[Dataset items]
((
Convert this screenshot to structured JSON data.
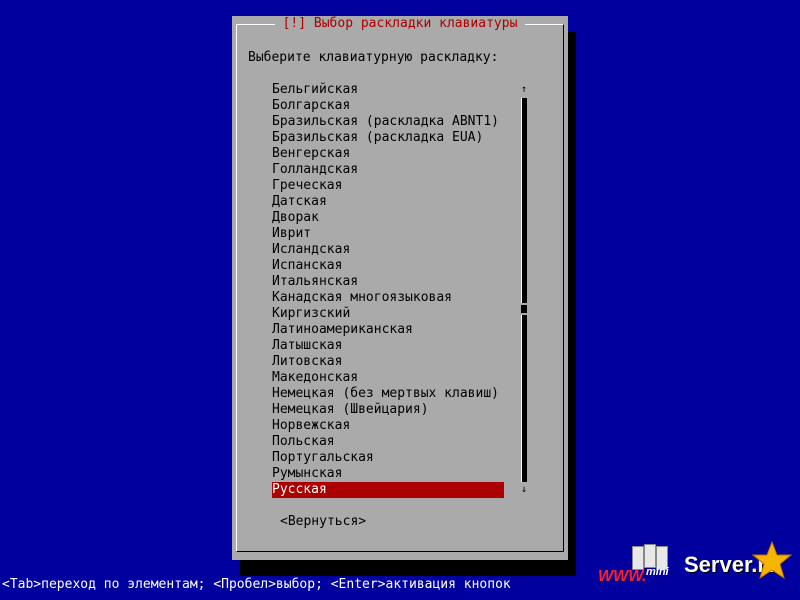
{
  "dialog": {
    "title": "[!] Выбор раскладки клавиатуры",
    "prompt": "Выберите клавиатурную раскладку:",
    "items": [
      "Бельгийская",
      "Болгарская",
      "Бразильская (раскладка ABNT1)",
      "Бразильская (раскладка EUA)",
      "Венгерская",
      "Голландская",
      "Греческая",
      "Датская",
      "Дворак",
      "Иврит",
      "Исландская",
      "Испанская",
      "Итальянская",
      "Канадская многоязыковая",
      "Киргизский",
      "Латиноамериканская",
      "Латышская",
      "Литовская",
      "Македонская",
      "Немецкая (без мертвых клавиш)",
      "Немецкая (Швейцария)",
      "Норвежская",
      "Польская",
      "Португальская",
      "Румынская",
      "Русская"
    ],
    "selected_item": "Русская",
    "scroll_up_glyph": "↑",
    "scroll_down_glyph": "↓",
    "scroll_position": 0.55,
    "back_button": "<Вернуться>"
  },
  "status_bar": {
    "text": "<Tab>переход по элементам; <Пробел>выбор; <Enter>активация кнопок"
  },
  "watermark": {
    "www": "WWW.",
    "mini": "mini",
    "server": "Server.ru",
    "server_icon": "server-rack-icon",
    "star_icon": "star-icon"
  },
  "colors": {
    "background": "#00009f",
    "dialog": "#aaaaaa",
    "title": "#aa0000",
    "selection": "#aa0000",
    "status_text": "#ffffff"
  }
}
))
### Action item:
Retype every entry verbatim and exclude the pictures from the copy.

### Solution below:
Convert this screenshot to structured JSON data.
{
  "dialog": {
    "title": "[!] Выбор раскладки клавиатуры",
    "prompt": "Выберите клавиатурную раскладку:",
    "items": [
      "Бельгийская",
      "Болгарская",
      "Бразильская (раскладка ABNT1)",
      "Бразильская (раскладка EUA)",
      "Венгерская",
      "Голландская",
      "Греческая",
      "Датская",
      "Дворак",
      "Иврит",
      "Исландская",
      "Испанская",
      "Итальянская",
      "Канадская многоязыковая",
      "Киргизский",
      "Латиноамериканская",
      "Латышская",
      "Литовская",
      "Македонская",
      "Немецкая (без мертвых клавиш)",
      "Немецкая (Швейцария)",
      "Норвежская",
      "Польская",
      "Португальская",
      "Румынская",
      "Русская"
    ],
    "selected_item": "Русская",
    "scroll_up_glyph": "↑",
    "scroll_down_glyph": "↓",
    "scroll_position": 0.55,
    "back_button": "<Вернуться>"
  },
  "status_bar": {
    "text": "<Tab>переход по элементам; <Пробел>выбор; <Enter>активация кнопок"
  },
  "watermark": {
    "www": "WWW.",
    "mini": "mini",
    "server": "Server.ru",
    "server_icon": "server-rack-icon",
    "star_icon": "star-icon"
  },
  "colors": {
    "background": "#00009f",
    "dialog": "#aaaaaa",
    "title": "#aa0000",
    "selection": "#aa0000",
    "status_text": "#ffffff"
  }
}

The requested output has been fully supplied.